(Critical Edition of Young Adult Fiction)

Ever since his death in April, 1889, on Molokai, Father Damien has been held in the highest esteem by Hawaiians of all faiths. When the territory of Hawaii became the fiftieth American state in 1959, the Hawaiian legislature had to decide which Hawaiians should be honored in Statuary Hall in the U.S. Capitol; each state is entitled to two statues. King Kamehameha I, who transformed the Hawaiian Islands into a single kingdom, was a logical choice, but the Hawaiian state legislators decided to honor Father Damien as well in Statuary Hall. Although Roos was born in Brooklyn and lived on the mainland, she shared the great admiration that Hawaiians still have for this Belgian missionary who gave his life in the service of Hawaiians who were dying from Hansen’s disease.

Like other biographers of Father Damien, such as John Farrow in his 1937 book Damien, the Leper and Gavan Daws in his 1973 work Holy Man: Father Damien of Molokai, Roos presents even Father Damien’s faults as positive character traits. He showed almost no tact or diplomacy in dealing with the politicians in Honolulu who had to approve the funding for the leper colony in Kalawao. He simply kept writing to Hawaiian government officials and to his bishop that more simply had to be done to improve medical care and the general quality of life in Kalawao. His obstinacy eventually produced positive results. Queen Kapiolani and King David Kalakaua were so impressed by his idealism that large sums of money were approved for his leper colony.

Roos indicates a basic difference between Father Damien and most other missionaries. Others kept themselves at a safe distance from the lepers during their infrequent pastoral visits to Kalawao; Father Damien lived and ate with the lepers, personally changed their bandages, and even helped with the physical labor involved in laying the water pipes that brought water to Kalawao. He earned the respect and trust of his parishioners.

Roos stresses the fact that Father Damien was a very humble man.

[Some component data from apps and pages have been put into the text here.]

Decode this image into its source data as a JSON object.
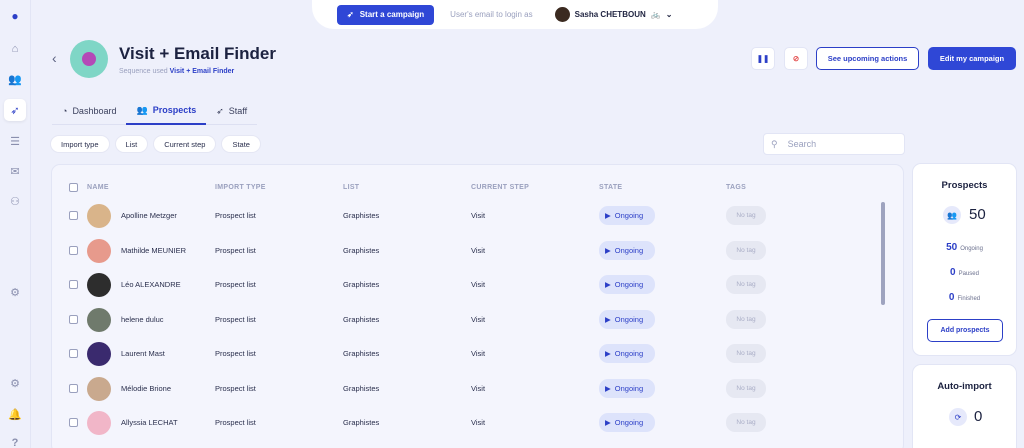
{
  "topbar": {
    "start_label": "Start a campaign",
    "login_hint": "User's email to login as",
    "user_name": "Sasha CHETBOUN"
  },
  "campaign": {
    "title": "Visit + Email Finder",
    "sequence_prefix": "Sequence used",
    "sequence_name": "Visit + Email Finder"
  },
  "actions": {
    "upcoming": "See upcoming actions",
    "edit": "Edit my campaign"
  },
  "tabs": [
    {
      "label": "Dashboard"
    },
    {
      "label": "Prospects"
    },
    {
      "label": "Staff"
    }
  ],
  "filters": [
    "Import type",
    "List",
    "Current step",
    "State"
  ],
  "search": {
    "placeholder": "Search"
  },
  "table": {
    "headers": [
      "NAME",
      "IMPORT TYPE",
      "LIST",
      "CURRENT STEP",
      "STATE",
      "TAGS"
    ],
    "rows": [
      {
        "name": "Apolline Metzger",
        "import_type": "Prospect list",
        "list": "Graphistes",
        "step": "Visit",
        "state": "Ongoing",
        "tag": "No tag",
        "avatar_color": "#d9b48a"
      },
      {
        "name": "Mathilde MEUNIER",
        "import_type": "Prospect list",
        "list": "Graphistes",
        "step": "Visit",
        "state": "Ongoing",
        "tag": "No tag",
        "avatar_color": "#e79a8c"
      },
      {
        "name": "Léo ALEXANDRE",
        "import_type": "Prospect list",
        "list": "Graphistes",
        "step": "Visit",
        "state": "Ongoing",
        "tag": "No tag",
        "avatar_color": "#2d2d2d"
      },
      {
        "name": "helene duluc",
        "import_type": "Prospect list",
        "list": "Graphistes",
        "step": "Visit",
        "state": "Ongoing",
        "tag": "No tag",
        "avatar_color": "#6f7a6c"
      },
      {
        "name": "Laurent Mast",
        "import_type": "Prospect list",
        "list": "Graphistes",
        "step": "Visit",
        "state": "Ongoing",
        "tag": "No tag",
        "avatar_color": "#3a2a6e"
      },
      {
        "name": "Mélodie Brione",
        "import_type": "Prospect list",
        "list": "Graphistes",
        "step": "Visit",
        "state": "Ongoing",
        "tag": "No tag",
        "avatar_color": "#c9a98e"
      },
      {
        "name": "Allyssia LECHAT",
        "import_type": "Prospect list",
        "list": "Graphistes",
        "step": "Visit",
        "state": "Ongoing",
        "tag": "No tag",
        "avatar_color": "#f1b6c8"
      }
    ]
  },
  "prospects_card": {
    "title": "Prospects",
    "total": "50",
    "stats": [
      {
        "n": "50",
        "label": "Ongoing"
      },
      {
        "n": "0",
        "label": "Paused"
      },
      {
        "n": "0",
        "label": "Finished"
      }
    ],
    "add_label": "Add prospects"
  },
  "autoimport_card": {
    "title": "Auto-import",
    "total": "0"
  },
  "icons": {
    "sidebar": [
      "logo-icon",
      "home-icon",
      "users-icon",
      "rocket-icon",
      "list-icon",
      "chat-icon",
      "team-icon",
      "settings-icon",
      "gear-icon",
      "bell-icon",
      "help-icon"
    ]
  }
}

He was genuinely upset when he learned that he was becoming famous not only in Hawaii but also in North America and Europe. When Father Pamphile sent him a copy...

(The entire section is 549 words.)